Last week I gave a short talk about common communication barriers. Although the list I normally present to students in the organizational behavior class I teach contains nine points, I thought it best to narrow my “list” to two when addressing a non-academic group. Interestingly, what really resonated with the audience was my discussion of mixed signals. Given this feedback, I thought the topic of mixed signals deserved a Monday posting. Possibly you’ve seen the negative ramifications of this communication barrier at your workplace. Below are some thoughts to help identify when mixed signals occur and how to put an end to them.
Mixed signals occur when a message is sent about a desired behavior, yet the sender of the message does not exhibit the behavior that is being encouraged. For example, a mixed signal would occur if a manager encourages workers at a grocery to greet customers enthusiastically and ask them, “Can I help you find anything?” but he is not known to greet customers himself and is reluctant to help customers find products. Of course, this type of mixed signal does not only occur with supervisory-level individuals. Our peers send mixed signals when they rant about the importance of punctuality for meetings, yet come to work 20-minutes late – every morning.
Mixed signals can also occur when verbal communication and non-verbal communication are in conflict. An example of this type of mixed signal occurs when a bland and unenthusiastic clerk, who refuses to make eye-contact, murmurs to you, “Can I help you?” The tone and demeanor of the clerk speak volumes and indicate that he or she is not interested in helping you – or anyone – but is merely counting the minutes until clock-out time.
What to Do?
Sometimes we shrug our shoulders at mixed signal offenders. Why? Because it’s hard to call someone out on these practices. It’s embarrassing (and possibly harmful to our long-term employment) to question our boss’s or peer’s conflicting actions and words. We don’t want to raise a big fuss . . . but it is these “small” annoyances that can lead to big decreases in job satisfaction. Here are three suggestions for positively addressing the mixed signals of others.
1. Politely ask your boss to “show you what he means.” If your boss has suggested an activity, such as greeting customers, but you’ve never seen him do this activity himself, ask for a demonstration. Make it fun. “Hey boss, Jane and I were wondering what the best greeting looks like. I think mine is the best, and Jane thinks her’s is better. We want to see your best-ever customer greeting.”
2. The same goes for peers. For the peer who makes a big deal about meeting punctuality but refuses to come to work on-time, encourage your work team to start a punctuality chart.
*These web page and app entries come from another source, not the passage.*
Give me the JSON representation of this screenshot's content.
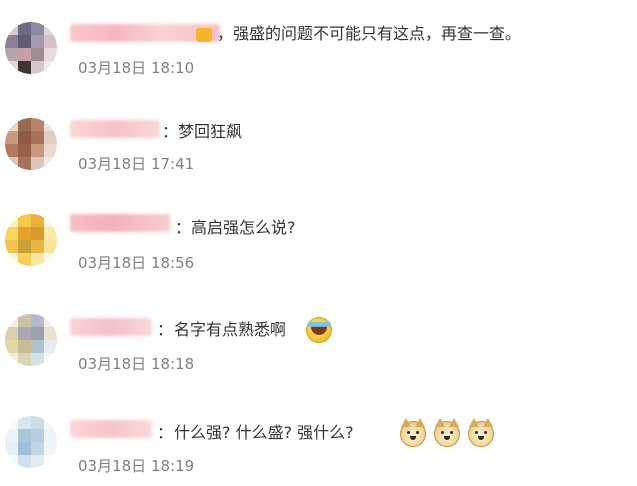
{
  "comments": [
    {
      "text": "强盛的问题不可能只有这点，再查一查。",
      "time": "03月18日 18:10",
      "separator": "，"
    },
    {
      "text": "梦回狂飙",
      "time": "03月18日 17:41",
      "separator": "："
    },
    {
      "text": "高启强怎么说?",
      "time": "03月18日 18:56",
      "separator": "："
    },
    {
      "text": "名字有点熟悉啊",
      "time": "03月18日 18:18",
      "separator": "：",
      "emoji": "crying-laughing-emoji"
    },
    {
      "text": "什么强? 什么盛? 强什么?",
      "time": "03月18日 18:19",
      "separator": "：",
      "emojis": [
        "doge-emoji",
        "doge-emoji",
        "doge-emoji"
      ]
    }
  ]
}
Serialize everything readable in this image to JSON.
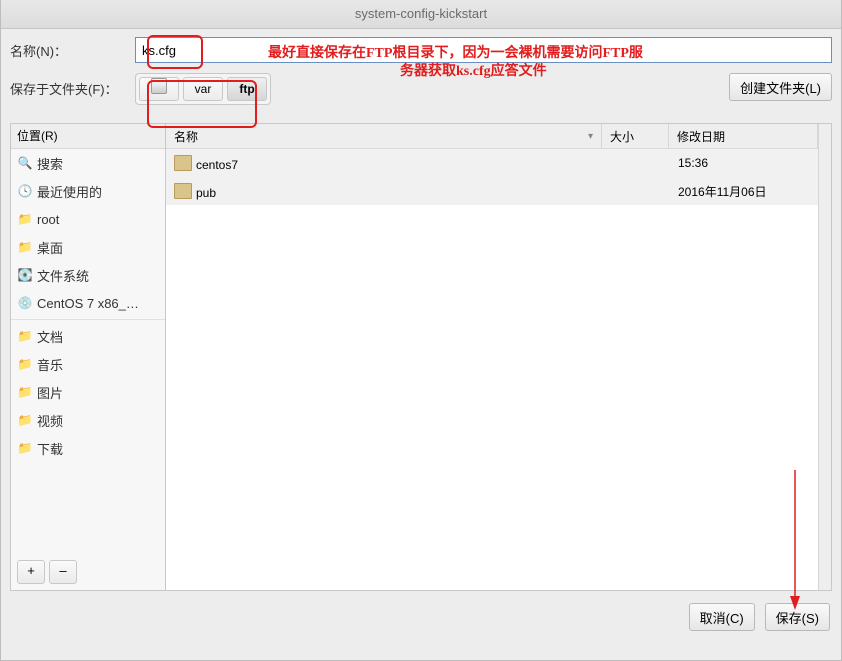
{
  "title": "system-config-kickstart",
  "labels": {
    "name": "名称(N)：",
    "save_in": "保存于文件夹(F)：",
    "create_folder": "创建文件夹(L)",
    "places_header": "位置(R)",
    "col_name": "名称",
    "col_size": "大小",
    "col_date": "修改日期",
    "cancel": "取消(C)",
    "save": "保存(S)"
  },
  "filename": "ks.cfg",
  "annotation_line1": "最好直接保存在FTP根目录下，因为一会裸机需要访问FTP服",
  "annotation_line2": "务器获取ks.cfg应答文件",
  "breadcrumb": [
    {
      "label": "",
      "icon": "disk"
    },
    {
      "label": "var"
    },
    {
      "label": "ftp",
      "active": true
    }
  ],
  "places": [
    {
      "icon": "🔍",
      "label": "搜索"
    },
    {
      "icon": "🕓",
      "label": "最近使用的"
    },
    {
      "icon": "📁",
      "label": "root"
    },
    {
      "icon": "📁",
      "label": "桌面"
    },
    {
      "icon": "💽",
      "label": "文件系统"
    },
    {
      "icon": "💿",
      "label": "CentOS 7 x86_…"
    },
    {
      "sep": true
    },
    {
      "icon": "📁",
      "label": "文档"
    },
    {
      "icon": "📁",
      "label": "音乐"
    },
    {
      "icon": "📁",
      "label": "图片"
    },
    {
      "icon": "📁",
      "label": "视频"
    },
    {
      "icon": "📁",
      "label": "下载"
    }
  ],
  "files": [
    {
      "name": "centos7",
      "size": "",
      "date": "15:36"
    },
    {
      "name": "pub",
      "size": "",
      "date": "2016年11月06日"
    }
  ],
  "mini_buttons": {
    "add": "+",
    "remove": "–"
  }
}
List all of the “tardy” possibilities: start time, meetings, work-product deadlines, etc. For one week, record the tardiness of everyone on the team. If this activity is put into place in a good-spirited manner, the entire team could learn a bit about how punctuality – no matter the variety – impacts every member of the team’s performance.
3. Non-verbal communication can be very tricky to address but I have come to use a direct – but empathic – approach. To peers who seem unhappy or lacking emotion when they say, “glad to see you” or “thanks so much,” I’ve found it’s best to ask them if everything is ok. Frequently, this question is something of a wake-up call to the individual. Being asked if she is ok can start the wheels turning in the mind of the offending individual. “Oh, was I not sounding glad or grateful?” Another possible result is that you and your colleague are able to have a candid discussion about her troubles. At best, all is well with your colleague and she is just completely unaware of how her non-verbal communication is the real message that she is delivering – not her spoken words.
Mixed signals can be de-motivating – they are something of a silent killer. Best of luck stomping them out!